Dataset entries:
%%

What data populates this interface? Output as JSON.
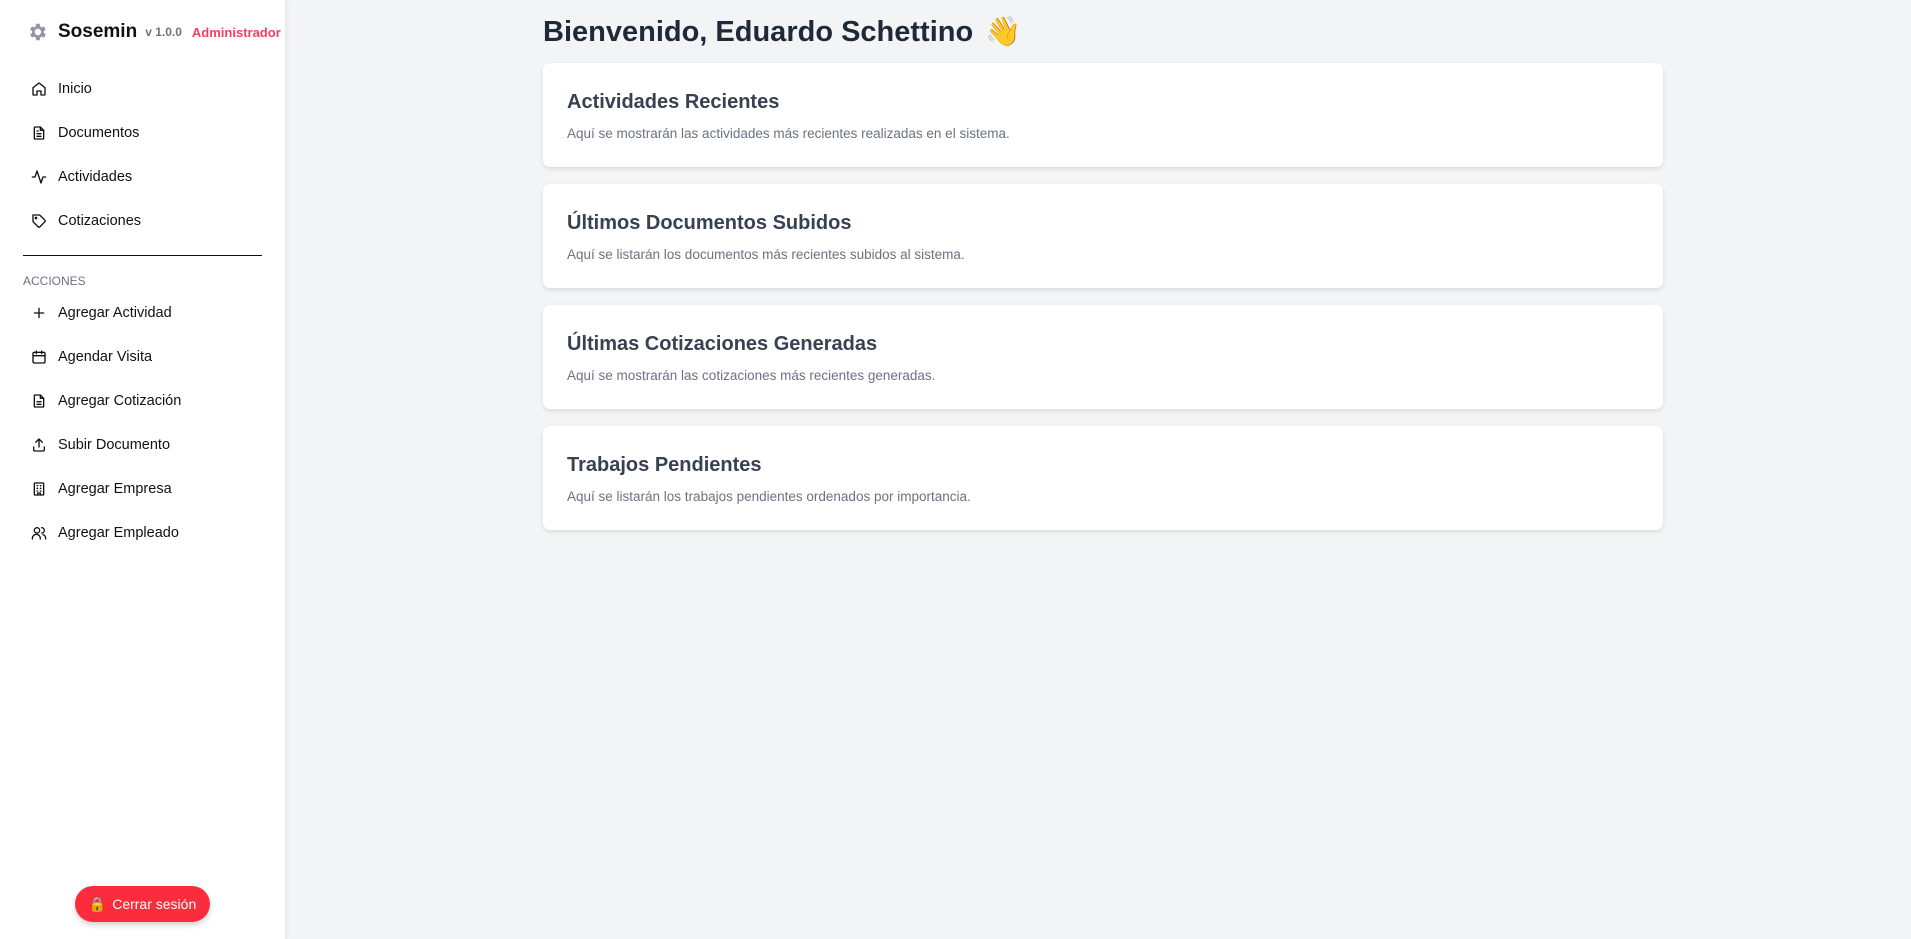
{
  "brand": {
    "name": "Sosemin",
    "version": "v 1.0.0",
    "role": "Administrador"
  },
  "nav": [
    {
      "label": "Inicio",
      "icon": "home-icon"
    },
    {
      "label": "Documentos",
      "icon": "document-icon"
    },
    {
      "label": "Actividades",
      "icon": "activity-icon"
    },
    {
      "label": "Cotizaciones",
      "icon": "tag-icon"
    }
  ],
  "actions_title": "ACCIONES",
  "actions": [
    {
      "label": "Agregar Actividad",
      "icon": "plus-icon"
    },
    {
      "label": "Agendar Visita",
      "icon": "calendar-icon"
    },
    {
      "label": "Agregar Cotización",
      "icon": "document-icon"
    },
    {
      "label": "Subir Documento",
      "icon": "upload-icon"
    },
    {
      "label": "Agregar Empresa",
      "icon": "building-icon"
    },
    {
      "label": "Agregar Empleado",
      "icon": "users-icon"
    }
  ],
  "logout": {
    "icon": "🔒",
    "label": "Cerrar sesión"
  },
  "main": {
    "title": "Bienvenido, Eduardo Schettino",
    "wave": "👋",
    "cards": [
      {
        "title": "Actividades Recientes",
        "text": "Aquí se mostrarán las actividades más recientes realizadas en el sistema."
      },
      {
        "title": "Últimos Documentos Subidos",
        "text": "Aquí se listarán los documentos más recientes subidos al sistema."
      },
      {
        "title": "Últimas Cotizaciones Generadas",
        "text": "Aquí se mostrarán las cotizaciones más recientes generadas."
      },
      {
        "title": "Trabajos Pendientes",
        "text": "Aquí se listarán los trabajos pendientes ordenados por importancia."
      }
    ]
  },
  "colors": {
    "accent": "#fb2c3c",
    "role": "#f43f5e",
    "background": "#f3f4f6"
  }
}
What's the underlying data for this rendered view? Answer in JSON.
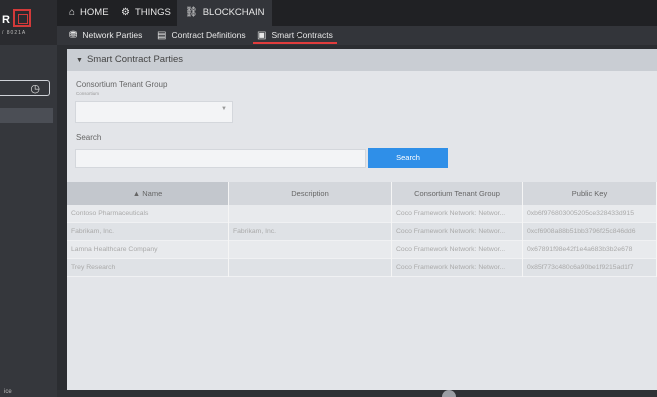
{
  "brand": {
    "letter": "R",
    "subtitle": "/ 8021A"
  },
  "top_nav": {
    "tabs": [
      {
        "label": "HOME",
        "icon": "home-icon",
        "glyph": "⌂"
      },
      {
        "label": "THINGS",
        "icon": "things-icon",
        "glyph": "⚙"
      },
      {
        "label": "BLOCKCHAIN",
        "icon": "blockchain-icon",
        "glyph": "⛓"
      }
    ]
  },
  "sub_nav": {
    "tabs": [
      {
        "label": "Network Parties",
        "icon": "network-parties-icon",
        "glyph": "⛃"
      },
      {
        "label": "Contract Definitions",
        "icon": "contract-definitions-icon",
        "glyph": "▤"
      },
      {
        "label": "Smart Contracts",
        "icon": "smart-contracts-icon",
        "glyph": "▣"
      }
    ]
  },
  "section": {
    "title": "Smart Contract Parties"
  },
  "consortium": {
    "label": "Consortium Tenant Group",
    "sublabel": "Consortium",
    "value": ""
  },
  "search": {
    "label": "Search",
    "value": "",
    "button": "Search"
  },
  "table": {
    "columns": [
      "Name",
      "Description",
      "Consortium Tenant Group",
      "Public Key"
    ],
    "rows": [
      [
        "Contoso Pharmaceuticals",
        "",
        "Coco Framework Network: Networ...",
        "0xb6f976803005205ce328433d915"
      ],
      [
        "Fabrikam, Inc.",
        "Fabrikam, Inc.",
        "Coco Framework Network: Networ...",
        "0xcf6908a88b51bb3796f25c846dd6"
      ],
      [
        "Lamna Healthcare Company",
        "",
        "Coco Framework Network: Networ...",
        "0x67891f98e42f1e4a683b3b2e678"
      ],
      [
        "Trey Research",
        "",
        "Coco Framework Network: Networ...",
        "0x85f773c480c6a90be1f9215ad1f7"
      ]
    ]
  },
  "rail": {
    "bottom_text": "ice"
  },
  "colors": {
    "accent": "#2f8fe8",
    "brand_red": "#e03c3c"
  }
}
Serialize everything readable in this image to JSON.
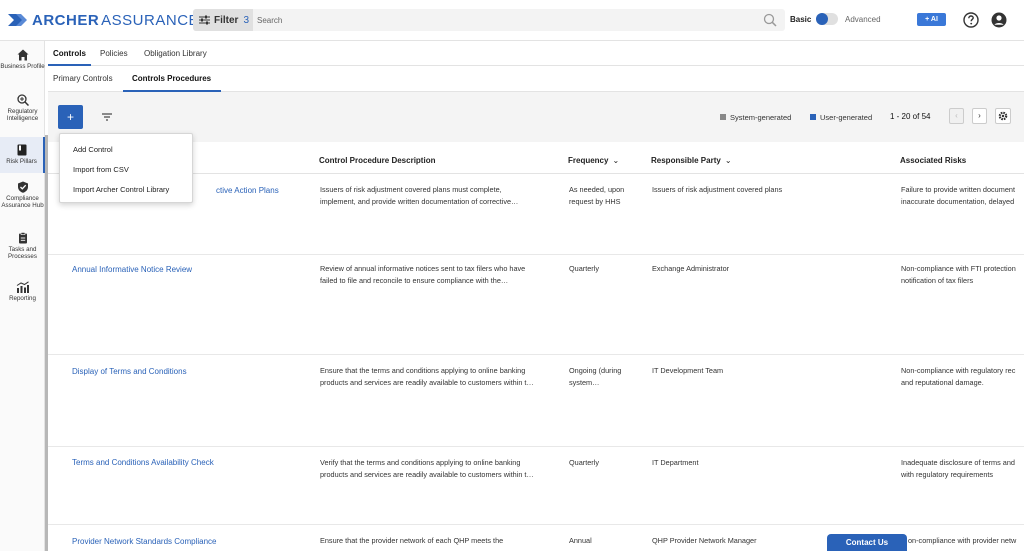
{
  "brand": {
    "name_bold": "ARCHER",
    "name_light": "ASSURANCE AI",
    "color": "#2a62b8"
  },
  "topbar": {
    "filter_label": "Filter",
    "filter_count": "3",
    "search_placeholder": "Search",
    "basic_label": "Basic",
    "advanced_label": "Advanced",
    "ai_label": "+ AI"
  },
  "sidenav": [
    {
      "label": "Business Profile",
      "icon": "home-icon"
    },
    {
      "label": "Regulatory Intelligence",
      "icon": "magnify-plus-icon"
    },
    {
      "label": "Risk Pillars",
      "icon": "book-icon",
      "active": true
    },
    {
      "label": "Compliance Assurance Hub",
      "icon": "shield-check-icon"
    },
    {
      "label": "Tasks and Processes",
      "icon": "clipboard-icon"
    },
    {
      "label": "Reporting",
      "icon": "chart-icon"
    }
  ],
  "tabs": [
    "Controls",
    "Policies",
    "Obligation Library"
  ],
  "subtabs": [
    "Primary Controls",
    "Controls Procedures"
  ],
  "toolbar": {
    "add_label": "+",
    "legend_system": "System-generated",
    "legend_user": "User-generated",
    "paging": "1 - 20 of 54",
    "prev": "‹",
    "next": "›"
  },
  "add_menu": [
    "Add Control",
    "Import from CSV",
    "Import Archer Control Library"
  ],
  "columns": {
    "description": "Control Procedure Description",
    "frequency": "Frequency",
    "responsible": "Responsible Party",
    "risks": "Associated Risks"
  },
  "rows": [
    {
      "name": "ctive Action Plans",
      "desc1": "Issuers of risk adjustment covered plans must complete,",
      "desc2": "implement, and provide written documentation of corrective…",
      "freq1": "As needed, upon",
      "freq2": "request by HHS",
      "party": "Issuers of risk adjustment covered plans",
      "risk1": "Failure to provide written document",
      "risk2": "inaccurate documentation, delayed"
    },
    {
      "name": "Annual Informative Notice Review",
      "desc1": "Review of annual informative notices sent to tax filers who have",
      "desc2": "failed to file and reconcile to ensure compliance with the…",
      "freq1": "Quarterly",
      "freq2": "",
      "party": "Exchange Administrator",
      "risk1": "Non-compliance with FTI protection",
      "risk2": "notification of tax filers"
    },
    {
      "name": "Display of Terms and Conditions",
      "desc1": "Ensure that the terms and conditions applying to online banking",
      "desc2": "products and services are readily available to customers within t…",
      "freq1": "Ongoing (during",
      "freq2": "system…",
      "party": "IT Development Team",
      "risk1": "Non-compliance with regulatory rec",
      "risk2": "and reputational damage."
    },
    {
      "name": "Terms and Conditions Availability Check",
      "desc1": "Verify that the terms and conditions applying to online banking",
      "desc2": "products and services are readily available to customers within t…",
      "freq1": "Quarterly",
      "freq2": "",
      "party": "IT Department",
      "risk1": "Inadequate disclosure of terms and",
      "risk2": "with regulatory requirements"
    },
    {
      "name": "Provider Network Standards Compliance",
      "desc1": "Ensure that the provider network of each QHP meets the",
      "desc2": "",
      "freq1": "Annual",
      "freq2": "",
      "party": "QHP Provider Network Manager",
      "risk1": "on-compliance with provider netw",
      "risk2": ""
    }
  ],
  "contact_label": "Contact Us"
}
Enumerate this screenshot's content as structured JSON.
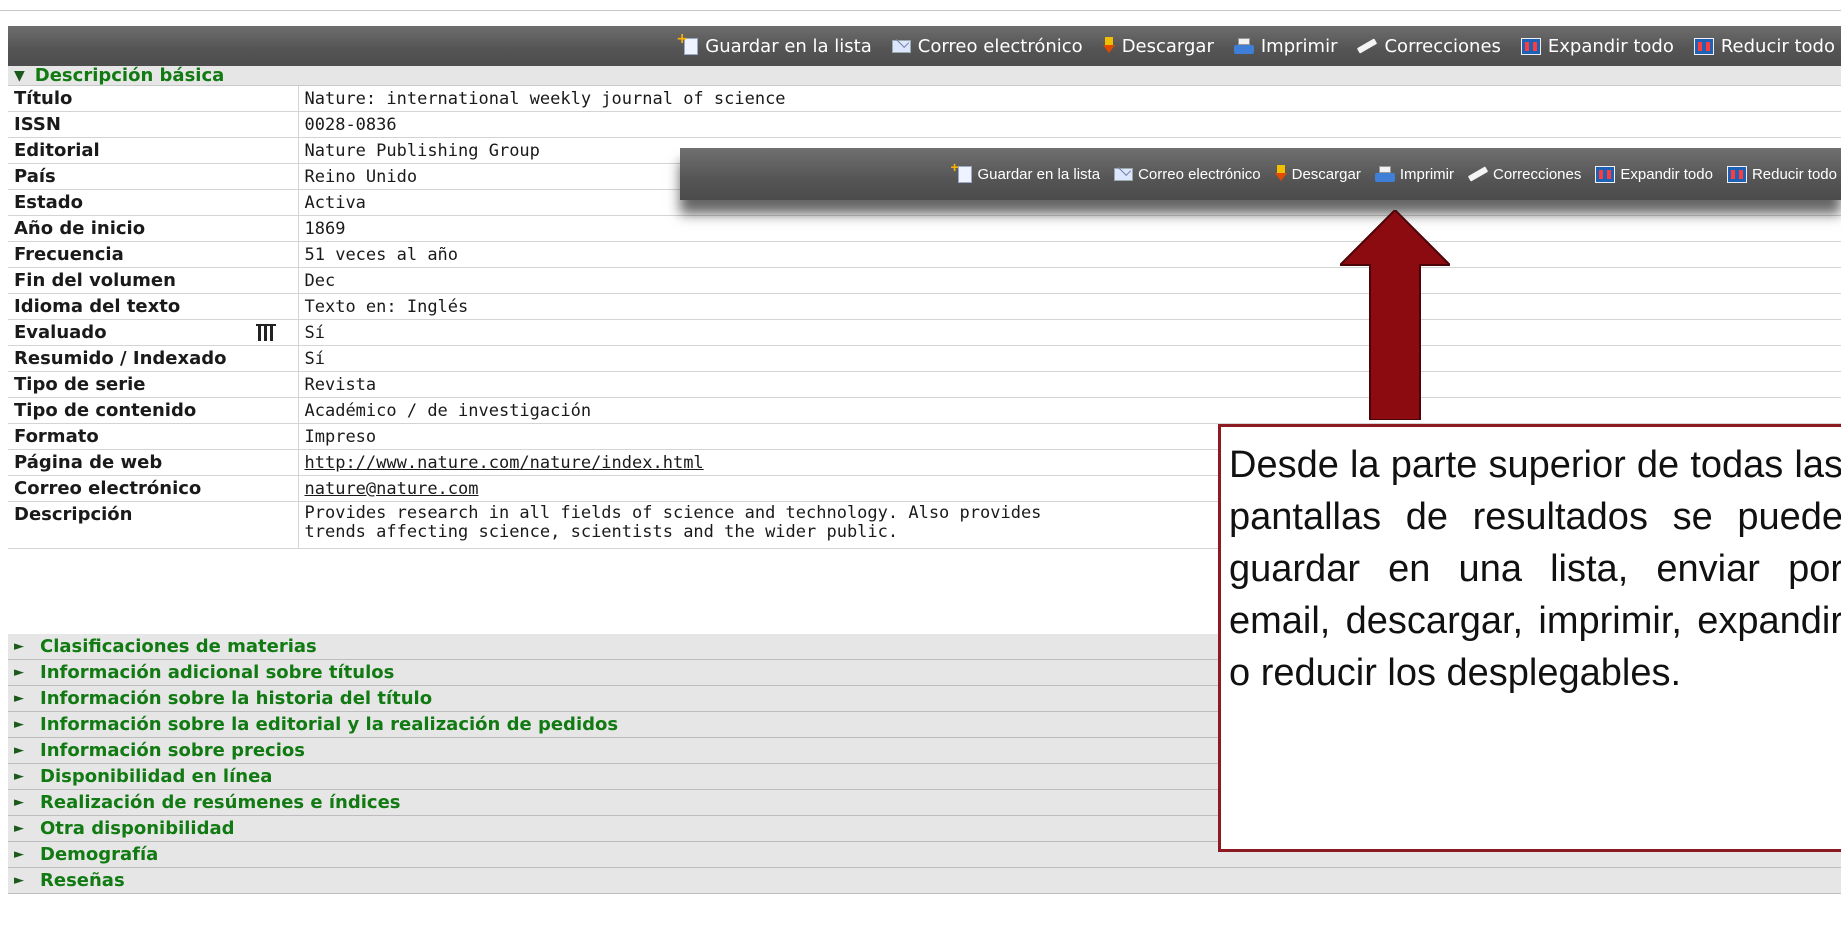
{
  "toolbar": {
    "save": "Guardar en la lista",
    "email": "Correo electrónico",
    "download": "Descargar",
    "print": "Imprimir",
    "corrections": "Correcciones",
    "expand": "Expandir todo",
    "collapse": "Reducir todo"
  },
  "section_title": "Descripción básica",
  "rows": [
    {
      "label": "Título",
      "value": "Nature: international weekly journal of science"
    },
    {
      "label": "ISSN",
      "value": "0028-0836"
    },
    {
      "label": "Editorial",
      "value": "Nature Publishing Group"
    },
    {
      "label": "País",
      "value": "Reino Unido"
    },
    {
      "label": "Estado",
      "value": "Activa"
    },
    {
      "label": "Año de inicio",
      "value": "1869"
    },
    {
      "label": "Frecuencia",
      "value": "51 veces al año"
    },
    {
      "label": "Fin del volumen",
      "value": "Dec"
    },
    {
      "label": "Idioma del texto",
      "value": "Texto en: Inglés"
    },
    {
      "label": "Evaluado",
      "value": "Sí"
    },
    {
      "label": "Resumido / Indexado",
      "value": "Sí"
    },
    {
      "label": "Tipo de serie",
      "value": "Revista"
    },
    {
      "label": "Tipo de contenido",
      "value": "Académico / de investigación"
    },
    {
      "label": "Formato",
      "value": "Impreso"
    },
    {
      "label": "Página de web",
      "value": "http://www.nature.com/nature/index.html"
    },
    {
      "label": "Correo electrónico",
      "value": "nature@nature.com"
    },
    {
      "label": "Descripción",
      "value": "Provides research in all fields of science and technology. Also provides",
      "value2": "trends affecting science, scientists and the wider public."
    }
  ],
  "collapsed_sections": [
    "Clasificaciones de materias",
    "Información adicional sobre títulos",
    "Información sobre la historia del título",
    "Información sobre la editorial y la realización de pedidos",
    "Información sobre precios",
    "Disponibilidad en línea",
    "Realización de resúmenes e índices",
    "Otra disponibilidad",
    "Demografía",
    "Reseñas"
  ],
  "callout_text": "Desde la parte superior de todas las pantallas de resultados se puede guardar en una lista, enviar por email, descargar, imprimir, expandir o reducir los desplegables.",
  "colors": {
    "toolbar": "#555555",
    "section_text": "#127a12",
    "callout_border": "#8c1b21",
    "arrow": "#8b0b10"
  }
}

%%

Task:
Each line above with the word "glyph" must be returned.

Task output:
        "glyph": "⌂"
        "glyph": "⚙"
        "glyph": "⛓"
        "glyph": "⛃"
        "glyph": "▤"
        "glyph": "▣"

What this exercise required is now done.